Liverpool Sound and Vision Rating * * * *
There are venues strewn throughout this land that somehow on the surface don’t seem from the outset, from the first eyes upon it, to be the type of place in which anything other than a grand piano in the corner and lady with an impressive gown and gentle manners performing on it for the tea and smoked salmon brigade could be construed out of place.
This is the next century, as Blur once wrote, and in the days of offering a place, a safe harbour in which a young band can put themselves out infront of an audience not beset with rampant conversation or intoxicating dreams of holding up a bar all night. It is a move in the right direction that sees venues such as District House open its doors to the prospect of super music and the start of a long lingering affair with a band worth its weight in platinum riding the great Mersey River’s waves.
Anaisa took the sizeable crowd inside District House on a flourishing ride, one that dominated the inside of the venue with an immense power, Shannen Bamford’s keyboards working overtime and with politeness the metaphorical lady in the gown at the nonexistent piano was told where she keep her pedals, for Ms. Bamford had this gig under her control.
Anaisa exude confidence, they offer the listener the chance to imbibe at the table with them and sup on the words of a vocalist who looks her audience straight in the eye and never lets them forget the experience. In some this ability is unnerving, the intensity of the lyrics coupled with this stare from the stage is enough to reduce some crowd members to ashes, their resolve broken and taken down a dark path. Yet Anaise take the resolve as they go through their set, comprising Perfect Two, Keep On Dancing, Amy and Down and enhance it, they offered a beautiful glimpse of what could be on a night where they were the headline act in which the stare from the stage was not one of frightening future prospects but the smile of come join us in this temptation.
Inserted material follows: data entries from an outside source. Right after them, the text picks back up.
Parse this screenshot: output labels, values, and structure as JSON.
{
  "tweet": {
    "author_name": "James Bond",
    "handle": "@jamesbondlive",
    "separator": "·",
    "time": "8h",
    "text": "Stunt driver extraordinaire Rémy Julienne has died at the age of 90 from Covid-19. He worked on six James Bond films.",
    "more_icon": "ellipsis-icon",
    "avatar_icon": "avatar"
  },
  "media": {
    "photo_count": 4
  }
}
A cracking set by Anaisa, one of positive creativity.
Ian D. Hall